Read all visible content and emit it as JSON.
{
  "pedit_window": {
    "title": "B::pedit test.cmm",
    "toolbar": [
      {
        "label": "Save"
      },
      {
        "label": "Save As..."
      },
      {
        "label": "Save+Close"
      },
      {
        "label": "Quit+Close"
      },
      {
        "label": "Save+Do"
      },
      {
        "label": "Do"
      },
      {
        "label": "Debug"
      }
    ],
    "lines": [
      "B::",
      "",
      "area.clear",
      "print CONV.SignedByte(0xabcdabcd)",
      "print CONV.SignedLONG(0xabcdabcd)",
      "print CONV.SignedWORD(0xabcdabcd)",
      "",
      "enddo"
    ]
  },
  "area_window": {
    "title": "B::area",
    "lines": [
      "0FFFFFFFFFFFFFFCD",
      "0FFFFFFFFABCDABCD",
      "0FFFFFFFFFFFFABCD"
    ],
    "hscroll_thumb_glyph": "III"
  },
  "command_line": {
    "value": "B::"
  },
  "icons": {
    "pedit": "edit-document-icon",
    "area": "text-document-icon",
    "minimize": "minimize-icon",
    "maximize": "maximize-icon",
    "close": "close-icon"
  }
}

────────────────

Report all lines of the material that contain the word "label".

▶ [RESPONSE AREA]
        "label": "Save"
        "label": "Save As..."
        "label": "Save+Close"
        "label": "Quit+Close"
        "label": "Save+Do"
        "label": "Do"
        "label": "Debug"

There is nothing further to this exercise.